[Excerpts from an interface dataset]
<<<<

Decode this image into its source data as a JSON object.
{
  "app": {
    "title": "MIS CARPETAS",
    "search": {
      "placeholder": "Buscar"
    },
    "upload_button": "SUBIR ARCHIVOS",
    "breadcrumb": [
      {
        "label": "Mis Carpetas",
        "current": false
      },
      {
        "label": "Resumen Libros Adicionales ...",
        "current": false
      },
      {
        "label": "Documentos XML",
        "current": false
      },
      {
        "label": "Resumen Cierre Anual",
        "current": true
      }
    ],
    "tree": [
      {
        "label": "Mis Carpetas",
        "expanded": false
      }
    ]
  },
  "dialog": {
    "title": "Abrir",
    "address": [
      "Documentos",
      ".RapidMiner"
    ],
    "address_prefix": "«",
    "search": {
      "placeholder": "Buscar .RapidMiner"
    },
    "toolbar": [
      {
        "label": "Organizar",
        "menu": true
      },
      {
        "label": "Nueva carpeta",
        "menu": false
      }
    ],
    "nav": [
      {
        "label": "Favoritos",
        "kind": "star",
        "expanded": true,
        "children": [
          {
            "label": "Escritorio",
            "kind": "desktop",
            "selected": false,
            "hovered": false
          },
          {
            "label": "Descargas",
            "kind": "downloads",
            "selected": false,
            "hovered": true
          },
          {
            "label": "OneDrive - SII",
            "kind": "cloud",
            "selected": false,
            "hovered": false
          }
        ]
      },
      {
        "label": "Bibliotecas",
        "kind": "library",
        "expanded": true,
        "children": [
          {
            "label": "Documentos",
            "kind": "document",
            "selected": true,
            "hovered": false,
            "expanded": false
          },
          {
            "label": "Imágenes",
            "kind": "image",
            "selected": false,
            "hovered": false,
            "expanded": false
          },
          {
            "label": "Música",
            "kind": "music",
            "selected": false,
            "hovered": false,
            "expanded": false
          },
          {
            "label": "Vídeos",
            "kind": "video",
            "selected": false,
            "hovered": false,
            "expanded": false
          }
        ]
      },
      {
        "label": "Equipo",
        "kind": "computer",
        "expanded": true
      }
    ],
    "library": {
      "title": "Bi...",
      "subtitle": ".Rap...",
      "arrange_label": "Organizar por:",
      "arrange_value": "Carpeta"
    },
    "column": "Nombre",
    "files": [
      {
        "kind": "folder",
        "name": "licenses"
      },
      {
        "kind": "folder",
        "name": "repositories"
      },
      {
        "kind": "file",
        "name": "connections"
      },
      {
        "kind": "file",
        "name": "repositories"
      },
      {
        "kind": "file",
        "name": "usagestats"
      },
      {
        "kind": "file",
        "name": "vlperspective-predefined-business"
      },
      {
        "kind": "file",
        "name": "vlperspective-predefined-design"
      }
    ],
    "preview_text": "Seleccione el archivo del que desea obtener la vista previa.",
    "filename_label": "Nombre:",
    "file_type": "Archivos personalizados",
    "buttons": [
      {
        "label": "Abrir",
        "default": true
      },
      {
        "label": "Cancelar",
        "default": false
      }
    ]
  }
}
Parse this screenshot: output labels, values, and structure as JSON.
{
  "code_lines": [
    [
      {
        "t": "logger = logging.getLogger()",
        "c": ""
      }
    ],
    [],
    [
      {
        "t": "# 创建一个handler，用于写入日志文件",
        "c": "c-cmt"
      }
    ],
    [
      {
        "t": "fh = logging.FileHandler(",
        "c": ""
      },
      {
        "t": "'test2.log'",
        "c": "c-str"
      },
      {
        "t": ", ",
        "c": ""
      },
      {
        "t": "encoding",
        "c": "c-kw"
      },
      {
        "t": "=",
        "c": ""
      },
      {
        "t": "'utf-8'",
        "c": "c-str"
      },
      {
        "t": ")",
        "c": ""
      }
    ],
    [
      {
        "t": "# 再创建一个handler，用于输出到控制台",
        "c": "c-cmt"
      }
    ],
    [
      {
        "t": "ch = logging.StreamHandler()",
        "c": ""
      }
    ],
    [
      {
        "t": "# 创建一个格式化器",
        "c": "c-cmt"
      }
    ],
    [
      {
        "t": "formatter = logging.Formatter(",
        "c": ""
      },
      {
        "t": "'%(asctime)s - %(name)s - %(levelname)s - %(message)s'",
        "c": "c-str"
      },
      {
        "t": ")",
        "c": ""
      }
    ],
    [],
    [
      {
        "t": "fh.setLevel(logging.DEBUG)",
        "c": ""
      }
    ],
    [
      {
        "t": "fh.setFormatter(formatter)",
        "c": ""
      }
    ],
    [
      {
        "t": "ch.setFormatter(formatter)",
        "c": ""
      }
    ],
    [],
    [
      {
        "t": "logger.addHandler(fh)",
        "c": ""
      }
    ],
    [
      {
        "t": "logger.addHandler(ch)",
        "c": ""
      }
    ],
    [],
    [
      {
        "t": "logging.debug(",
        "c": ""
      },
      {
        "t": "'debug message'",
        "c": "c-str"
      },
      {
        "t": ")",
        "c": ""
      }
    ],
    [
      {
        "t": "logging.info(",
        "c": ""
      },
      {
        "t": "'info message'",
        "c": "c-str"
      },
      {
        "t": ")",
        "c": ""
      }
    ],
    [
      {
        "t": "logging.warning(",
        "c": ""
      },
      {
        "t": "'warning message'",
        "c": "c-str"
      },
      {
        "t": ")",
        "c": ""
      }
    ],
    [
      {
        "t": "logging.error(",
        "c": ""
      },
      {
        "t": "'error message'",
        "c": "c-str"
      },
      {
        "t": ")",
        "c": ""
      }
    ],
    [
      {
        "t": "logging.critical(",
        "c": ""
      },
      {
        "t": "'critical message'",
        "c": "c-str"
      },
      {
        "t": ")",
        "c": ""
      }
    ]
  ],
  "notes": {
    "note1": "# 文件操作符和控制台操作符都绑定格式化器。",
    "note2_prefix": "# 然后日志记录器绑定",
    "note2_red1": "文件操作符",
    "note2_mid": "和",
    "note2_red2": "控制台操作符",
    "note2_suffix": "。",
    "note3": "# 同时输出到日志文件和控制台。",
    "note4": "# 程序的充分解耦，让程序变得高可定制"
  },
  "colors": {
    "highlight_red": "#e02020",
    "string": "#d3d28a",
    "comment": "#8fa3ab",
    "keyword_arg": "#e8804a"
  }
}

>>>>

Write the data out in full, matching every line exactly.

Decode this image into its source data as a JSON object.
{
  "app": {
    "title": "MIS CARPETAS",
    "search": {
      "placeholder": "Buscar"
    },
    "upload_button": "SUBIR ARCHIVOS",
    "breadcrumb": [
      {
        "label": "Mis Carpetas",
        "current": false
      },
      {
        "label": "Resumen Libros Adicionales ...",
        "current": false
      },
      {
        "label": "Documentos XML",
        "current": false
      },
      {
        "label": "Resumen Cierre Anual",
        "current": true
      }
    ],
    "tree": [
      {
        "label": "Mis Carpetas",
        "expanded": false
      }
    ]
  },
  "dialog": {
    "title": "Abrir",
    "address": [
      "Documentos",
      ".RapidMiner"
    ],
    "address_prefix": "«",
    "search": {
      "placeholder": "Buscar .RapidMiner"
    },
    "toolbar": [
      {
        "label": "Organizar",
        "menu": true
      },
      {
        "label": "Nueva carpeta",
        "menu": false
      }
    ],
    "nav": [
      {
        "label": "Favoritos",
        "kind": "star",
        "expanded": true,
        "children": [
          {
            "label": "Escritorio",
            "kind": "desktop",
            "selected": false,
            "hovered": false
          },
          {
            "label": "Descargas",
            "kind": "downloads",
            "selected": false,
            "hovered": true
          },
          {
            "label": "OneDrive - SII",
            "kind": "cloud",
            "selected": false,
            "hovered": false
          }
        ]
      },
      {
        "label": "Bibliotecas",
        "kind": "library",
        "expanded": true,
        "children": [
          {
            "label": "Documentos",
            "kind": "document",
            "selected": true,
            "hovered": false,
            "expanded": false
          },
          {
            "label": "Imágenes",
            "kind": "image",
            "selected": false,
            "hovered": false,
            "expanded": false
          },
          {
            "label": "Música",
            "kind": "music",
            "selected": false,
            "hovered": false,
            "expanded": false
          },
          {
            "label": "Vídeos",
            "kind": "video",
            "selected": false,
            "hovered": false,
            "expanded": false
          }
        ]
      },
      {
        "label": "Equipo",
        "kind": "computer",
        "expanded": true
      }
    ],
    "library": {
      "title": "Bi...",
      "subtitle": ".Rap...",
      "arrange_label": "Organizar por:",
      "arrange_value": "Carpeta"
    },
    "column": "Nombre",
    "files": [
      {
        "kind": "folder",
        "name": "licenses"
      },
      {
        "kind": "folder",
        "name": "repositories"
      },
      {
        "kind": "file",
        "name": "connections"
      },
      {
        "kind": "file",
        "name": "repositories"
      },
      {
        "kind": "file",
        "name": "usagestats"
      },
      {
        "kind": "file",
        "name": "vlperspective-predefined-business"
      },
      {
        "kind": "file",
        "name": "vlperspective-predefined-design"
      }
    ],
    "preview_text": "Seleccione el archivo del que desea obtener la vista previa.",
    "filename_label": "Nombre:",
    "file_type": "Archivos personalizados",
    "buttons": [
      {
        "label": "Abrir",
        "default": true
      },
      {
        "label": "Cancelar",
        "default": false
      }
    ]
  }
}
Parse this screenshot: output labels, values, and structure as JSON.
{
  "code_lines": [
    [
      {
        "t": "logger = logging.getLogger()",
        "c": ""
      }
    ],
    [],
    [
      {
        "t": "# 创建一个handler，用于写入日志文件",
        "c": "c-cmt"
      }
    ],
    [
      {
        "t": "fh = logging.FileHandler(",
        "c": ""
      },
      {
        "t": "'test2.log'",
        "c": "c-str"
      },
      {
        "t": ", ",
        "c": ""
      },
      {
        "t": "encoding",
        "c": "c-kw"
      },
      {
        "t": "=",
        "c": ""
      },
      {
        "t": "'utf-8'",
        "c": "c-str"
      },
      {
        "t": ")",
        "c": ""
      }
    ],
    [
      {
        "t": "# 再创建一个handler，用于输出到控制台",
        "c": "c-cmt"
      }
    ],
    [
      {
        "t": "ch = logging.StreamHandler()",
        "c": ""
      }
    ],
    [
      {
        "t": "# 创建一个格式化器",
        "c": "c-cmt"
      }
    ],
    [
      {
        "t": "formatter = logging.Formatter(",
        "c": ""
      },
      {
        "t": "'%(asctime)s - %(name)s - %(levelname)s - %(message)s'",
        "c": "c-str"
      },
      {
        "t": ")",
        "c": ""
      }
    ],
    [],
    [
      {
        "t": "fh.setLevel(logging.DEBUG)",
        "c": ""
      }
    ],
    [
      {
        "t": "fh.setFormatter(formatter)",
        "c": ""
      }
    ],
    [
      {
        "t": "ch.setFormatter(formatter)",
        "c": ""
      }
    ],
    [],
    [
      {
        "t": "logger.addHandler(fh)",
        "c": ""
      }
    ],
    [
      {
        "t": "logger.addHandler(ch)",
        "c": ""
      }
    ],
    [],
    [
      {
        "t": "logging.debug(",
        "c": ""
      },
      {
        "t": "'debug message'",
        "c": "c-str"
      },
      {
        "t": ")",
        "c": ""
      }
    ],
    [
      {
        "t": "logging.info(",
        "c": ""
      },
      {
        "t": "'info message'",
        "c": "c-str"
      },
      {
        "t": ")",
        "c": ""
      }
    ],
    [
      {
        "t": "logging.warning(",
        "c": ""
      },
      {
        "t": "'warning message'",
        "c": "c-str"
      },
      {
        "t": ")",
        "c": ""
      }
    ],
    [
      {
        "t": "logging.error(",
        "c": ""
      },
      {
        "t": "'error message'",
        "c": "c-str"
      },
      {
        "t": ")",
        "c": ""
      }
    ],
    [
      {
        "t": "logging.critical(",
        "c": ""
      },
      {
        "t": "'critical message'",
        "c": "c-str"
      },
      {
        "t": ")",
        "c": ""
      }
    ]
  ],
  "notes": {
    "note1": "# 文件操作符和控制台操作符都绑定格式化器。",
    "note2_prefix": "# 然后日志记录器绑定",
    "note2_red1": "文件操作符",
    "note2_mid": "和",
    "note2_red2": "控制台操作符",
    "note2_suffix": "。",
    "note3": "# 同时输出到日志文件和控制台。",
    "note4": "# 程序的充分解耦，让程序变得高可定制"
  },
  "colors": {
    "highlight_red": "#e02020",
    "string": "#d3d28a",
    "comment": "#8fa3ab",
    "keyword_arg": "#e8804a"
  }
}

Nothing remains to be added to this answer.